▶ ASSIGNMENT
Each line below must be printed exactly as it stands.

Page and application data records
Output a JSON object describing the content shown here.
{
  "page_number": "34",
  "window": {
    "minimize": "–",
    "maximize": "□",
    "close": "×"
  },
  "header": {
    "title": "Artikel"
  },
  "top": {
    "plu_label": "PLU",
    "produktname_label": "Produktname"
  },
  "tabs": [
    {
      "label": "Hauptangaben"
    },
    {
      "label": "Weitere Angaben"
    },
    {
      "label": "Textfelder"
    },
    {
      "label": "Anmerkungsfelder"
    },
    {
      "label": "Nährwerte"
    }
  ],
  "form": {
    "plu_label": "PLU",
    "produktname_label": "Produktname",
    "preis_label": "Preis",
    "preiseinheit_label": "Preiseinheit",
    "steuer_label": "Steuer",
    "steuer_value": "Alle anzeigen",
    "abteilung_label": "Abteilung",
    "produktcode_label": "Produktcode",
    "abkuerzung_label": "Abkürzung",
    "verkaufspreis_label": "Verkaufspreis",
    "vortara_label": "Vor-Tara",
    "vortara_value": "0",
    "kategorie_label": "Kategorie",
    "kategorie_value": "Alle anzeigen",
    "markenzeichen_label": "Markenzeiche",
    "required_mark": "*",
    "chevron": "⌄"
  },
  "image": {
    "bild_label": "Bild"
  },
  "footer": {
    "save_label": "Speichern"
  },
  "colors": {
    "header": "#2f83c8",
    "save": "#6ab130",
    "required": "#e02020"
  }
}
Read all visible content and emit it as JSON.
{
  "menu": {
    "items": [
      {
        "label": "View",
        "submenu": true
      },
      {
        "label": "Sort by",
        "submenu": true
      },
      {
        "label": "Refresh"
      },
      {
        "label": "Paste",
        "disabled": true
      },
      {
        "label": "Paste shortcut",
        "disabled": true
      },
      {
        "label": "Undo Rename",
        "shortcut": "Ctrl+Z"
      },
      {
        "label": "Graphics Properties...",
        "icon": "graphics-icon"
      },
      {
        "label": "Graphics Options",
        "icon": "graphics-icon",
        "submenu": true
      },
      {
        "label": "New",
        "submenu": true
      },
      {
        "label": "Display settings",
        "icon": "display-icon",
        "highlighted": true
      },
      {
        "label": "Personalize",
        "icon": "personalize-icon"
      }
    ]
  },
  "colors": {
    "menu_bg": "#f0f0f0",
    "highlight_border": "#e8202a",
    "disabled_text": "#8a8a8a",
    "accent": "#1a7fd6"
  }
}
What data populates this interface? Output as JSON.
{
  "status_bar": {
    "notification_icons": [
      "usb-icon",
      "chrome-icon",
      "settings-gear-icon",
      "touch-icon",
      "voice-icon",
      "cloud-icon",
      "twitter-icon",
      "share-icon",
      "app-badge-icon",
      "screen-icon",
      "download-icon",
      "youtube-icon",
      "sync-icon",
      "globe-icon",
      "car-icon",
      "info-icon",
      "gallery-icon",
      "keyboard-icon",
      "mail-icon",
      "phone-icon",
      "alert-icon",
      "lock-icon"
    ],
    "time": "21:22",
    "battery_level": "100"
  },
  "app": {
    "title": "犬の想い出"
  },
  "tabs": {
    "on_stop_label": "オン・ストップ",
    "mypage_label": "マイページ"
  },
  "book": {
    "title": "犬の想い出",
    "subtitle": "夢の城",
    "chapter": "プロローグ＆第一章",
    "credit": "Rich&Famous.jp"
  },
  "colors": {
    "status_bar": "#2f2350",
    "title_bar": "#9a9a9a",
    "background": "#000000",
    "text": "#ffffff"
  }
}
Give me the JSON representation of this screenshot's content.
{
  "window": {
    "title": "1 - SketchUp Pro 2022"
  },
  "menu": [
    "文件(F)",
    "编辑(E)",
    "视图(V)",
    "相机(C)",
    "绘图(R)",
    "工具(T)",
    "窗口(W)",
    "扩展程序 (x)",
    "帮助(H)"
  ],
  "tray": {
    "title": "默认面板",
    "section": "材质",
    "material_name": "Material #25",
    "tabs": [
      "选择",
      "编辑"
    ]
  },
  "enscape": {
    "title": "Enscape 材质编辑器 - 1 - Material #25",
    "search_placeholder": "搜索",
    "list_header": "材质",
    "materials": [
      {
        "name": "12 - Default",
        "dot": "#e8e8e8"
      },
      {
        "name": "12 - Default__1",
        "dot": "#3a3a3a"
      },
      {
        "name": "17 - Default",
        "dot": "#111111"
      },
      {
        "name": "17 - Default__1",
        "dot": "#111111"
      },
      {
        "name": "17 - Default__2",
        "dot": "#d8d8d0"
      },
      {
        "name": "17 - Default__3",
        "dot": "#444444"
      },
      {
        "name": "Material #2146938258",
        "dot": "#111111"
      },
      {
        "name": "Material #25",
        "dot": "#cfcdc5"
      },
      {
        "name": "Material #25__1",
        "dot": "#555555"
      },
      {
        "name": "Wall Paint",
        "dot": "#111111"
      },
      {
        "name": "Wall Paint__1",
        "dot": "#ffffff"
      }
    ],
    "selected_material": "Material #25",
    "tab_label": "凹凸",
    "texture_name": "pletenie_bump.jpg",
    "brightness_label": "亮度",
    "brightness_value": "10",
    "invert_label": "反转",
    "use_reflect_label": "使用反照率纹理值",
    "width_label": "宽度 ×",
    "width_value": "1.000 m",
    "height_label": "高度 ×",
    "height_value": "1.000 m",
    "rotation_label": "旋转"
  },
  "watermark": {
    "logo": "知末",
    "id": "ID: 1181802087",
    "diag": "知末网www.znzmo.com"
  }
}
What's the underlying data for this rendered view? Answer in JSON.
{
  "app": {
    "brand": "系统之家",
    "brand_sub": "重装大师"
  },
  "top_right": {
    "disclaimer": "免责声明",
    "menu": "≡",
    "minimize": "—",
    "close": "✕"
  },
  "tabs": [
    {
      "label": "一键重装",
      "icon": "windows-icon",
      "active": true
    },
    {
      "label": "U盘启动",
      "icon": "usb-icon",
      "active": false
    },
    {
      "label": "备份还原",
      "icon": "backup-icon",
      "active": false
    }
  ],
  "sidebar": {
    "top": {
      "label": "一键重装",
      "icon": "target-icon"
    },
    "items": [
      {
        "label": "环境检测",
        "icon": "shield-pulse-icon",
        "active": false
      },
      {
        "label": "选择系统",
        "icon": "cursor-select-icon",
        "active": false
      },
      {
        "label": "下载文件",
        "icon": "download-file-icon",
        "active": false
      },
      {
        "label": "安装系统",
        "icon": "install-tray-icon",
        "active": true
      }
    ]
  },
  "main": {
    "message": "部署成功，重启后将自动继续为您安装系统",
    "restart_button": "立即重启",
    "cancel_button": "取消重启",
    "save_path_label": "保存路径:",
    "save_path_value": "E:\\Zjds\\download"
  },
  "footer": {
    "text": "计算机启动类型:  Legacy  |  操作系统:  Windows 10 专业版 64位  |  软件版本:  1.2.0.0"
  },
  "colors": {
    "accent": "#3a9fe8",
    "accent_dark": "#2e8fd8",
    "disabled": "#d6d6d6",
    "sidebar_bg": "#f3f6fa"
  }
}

▶ SOLUTION TO THE EXERCISE
Output a JSON object describing the content shown here.
{
  "page_number": "34",
  "window": {
    "minimize": "–",
    "maximize": "□",
    "close": "×"
  },
  "header": {
    "title": "Artikel"
  },
  "top": {
    "plu_label": "PLU",
    "produktname_label": "Produktname"
  },
  "tabs": [
    {
      "label": "Hauptangaben"
    },
    {
      "label": "Weitere Angaben"
    },
    {
      "label": "Textfelder"
    },
    {
      "label": "Anmerkungsfelder"
    },
    {
      "label": "Nährwerte"
    }
  ],
  "form": {
    "plu_label": "PLU",
    "produktname_label": "Produktname",
    "preis_label": "Preis",
    "preiseinheit_label": "Preiseinheit",
    "steuer_label": "Steuer",
    "steuer_value": "Alle anzeigen",
    "abteilung_label": "Abteilung",
    "produktcode_label": "Produktcode",
    "abkuerzung_label": "Abkürzung",
    "verkaufspreis_label": "Verkaufspreis",
    "vortara_label": "Vor-Tara",
    "vortara_value": "0",
    "kategorie_label": "Kategorie",
    "kategorie_value": "Alle anzeigen",
    "markenzeichen_label": "Markenzeiche",
    "required_mark": "*",
    "chevron": "⌄"
  },
  "image": {
    "bild_label": "Bild"
  },
  "footer": {
    "save_label": "Speichern"
  },
  "colors": {
    "header": "#2f83c8",
    "save": "#6ab130",
    "required": "#e02020"
  }
}
Read all visible content and emit it as JSON.
{
  "menu": {
    "items": [
      {
        "label": "View",
        "submenu": true
      },
      {
        "label": "Sort by",
        "submenu": true
      },
      {
        "label": "Refresh"
      },
      {
        "label": "Paste",
        "disabled": true
      },
      {
        "label": "Paste shortcut",
        "disabled": true
      },
      {
        "label": "Undo Rename",
        "shortcut": "Ctrl+Z"
      },
      {
        "label": "Graphics Properties...",
        "icon": "graphics-icon"
      },
      {
        "label": "Graphics Options",
        "icon": "graphics-icon",
        "submenu": true
      },
      {
        "label": "New",
        "submenu": true
      },
      {
        "label": "Display settings",
        "icon": "display-icon",
        "highlighted": true
      },
      {
        "label": "Personalize",
        "icon": "personalize-icon"
      }
    ]
  },
  "colors": {
    "menu_bg": "#f0f0f0",
    "highlight_border": "#e8202a",
    "disabled_text": "#8a8a8a",
    "accent": "#1a7fd6"
  }
}
What data populates this interface? Output as JSON.
{
  "status_bar": {
    "notification_icons": [
      "usb-icon",
      "chrome-icon",
      "settings-gear-icon",
      "touch-icon",
      "voice-icon",
      "cloud-icon",
      "twitter-icon",
      "share-icon",
      "app-badge-icon",
      "screen-icon",
      "download-icon",
      "youtube-icon",
      "sync-icon",
      "globe-icon",
      "car-icon",
      "info-icon",
      "gallery-icon",
      "keyboard-icon",
      "mail-icon",
      "phone-icon",
      "alert-icon",
      "lock-icon"
    ],
    "time": "21:22",
    "battery_level": "100"
  },
  "app": {
    "title": "犬の想い出"
  },
  "tabs": {
    "on_stop_label": "オン・ストップ",
    "mypage_label": "マイページ"
  },
  "book": {
    "title": "犬の想い出",
    "subtitle": "夢の城",
    "chapter": "プロローグ＆第一章",
    "credit": "Rich&Famous.jp"
  },
  "colors": {
    "status_bar": "#2f2350",
    "title_bar": "#9a9a9a",
    "background": "#000000",
    "text": "#ffffff"
  }
}
Give me the JSON representation of this screenshot's content.
{
  "window": {
    "title": "1 - SketchUp Pro 2022"
  },
  "menu": [
    "文件(F)",
    "编辑(E)",
    "视图(V)",
    "相机(C)",
    "绘图(R)",
    "工具(T)",
    "窗口(W)",
    "扩展程序 (x)",
    "帮助(H)"
  ],
  "tray": {
    "title": "默认面板",
    "section": "材质",
    "material_name": "Material #25",
    "tabs": [
      "选择",
      "编辑"
    ]
  },
  "enscape": {
    "title": "Enscape 材质编辑器 - 1 - Material #25",
    "search_placeholder": "搜索",
    "list_header": "材质",
    "materials": [
      {
        "name": "12 - Default",
        "dot": "#e8e8e8"
      },
      {
        "name": "12 - Default__1",
        "dot": "#3a3a3a"
      },
      {
        "name": "17 - Default",
        "dot": "#111111"
      },
      {
        "name": "17 - Default__1",
        "dot": "#111111"
      },
      {
        "name": "17 - Default__2",
        "dot": "#d8d8d0"
      },
      {
        "name": "17 - Default__3",
        "dot": "#444444"
      },
      {
        "name": "Material #2146938258",
        "dot": "#111111"
      },
      {
        "name": "Material #25",
        "dot": "#cfcdc5"
      },
      {
        "name": "Material #25__1",
        "dot": "#555555"
      },
      {
        "name": "Wall Paint",
        "dot": "#111111"
      },
      {
        "name": "Wall Paint__1",
        "dot": "#ffffff"
      }
    ],
    "selected_material": "Material #25",
    "tab_label": "凹凸",
    "texture_name": "pletenie_bump.jpg",
    "brightness_label": "亮度",
    "brightness_value": "10",
    "invert_label": "反转",
    "use_reflect_label": "使用反照率纹理值",
    "width_label": "宽度 ×",
    "width_value": "1.000 m",
    "height_label": "高度 ×",
    "height_value": "1.000 m",
    "rotation_label": "旋转"
  },
  "watermark": {
    "logo": "知末",
    "id": "ID: 1181802087",
    "diag": "知末网www.znzmo.com"
  }
}
What's the underlying data for this rendered view? Answer in JSON.
{
  "app": {
    "brand": "系统之家",
    "brand_sub": "重装大师"
  },
  "top_right": {
    "disclaimer": "免责声明",
    "menu": "≡",
    "minimize": "—",
    "close": "✕"
  },
  "tabs": [
    {
      "label": "一键重装",
      "icon": "windows-icon",
      "active": true
    },
    {
      "label": "U盘启动",
      "icon": "usb-icon",
      "active": false
    },
    {
      "label": "备份还原",
      "icon": "backup-icon",
      "active": false
    }
  ],
  "sidebar": {
    "top": {
      "label": "一键重装",
      "icon": "target-icon"
    },
    "items": [
      {
        "label": "环境检测",
        "icon": "shield-pulse-icon",
        "active": false
      },
      {
        "label": "选择系统",
        "icon": "cursor-select-icon",
        "active": false
      },
      {
        "label": "下载文件",
        "icon": "download-file-icon",
        "active": false
      },
      {
        "label": "安装系统",
        "icon": "install-tray-icon",
        "active": true
      }
    ]
  },
  "main": {
    "message": "部署成功，重启后将自动继续为您安装系统",
    "restart_button": "立即重启",
    "cancel_button": "取消重启",
    "save_path_label": "保存路径:",
    "save_path_value": "E:\\Zjds\\download"
  },
  "footer": {
    "text": "计算机启动类型:  Legacy  |  操作系统:  Windows 10 专业版 64位  |  软件版本:  1.2.0.0"
  },
  "colors": {
    "accent": "#3a9fe8",
    "accent_dark": "#2e8fd8",
    "disabled": "#d6d6d6",
    "sidebar_bg": "#f3f6fa"
  }
}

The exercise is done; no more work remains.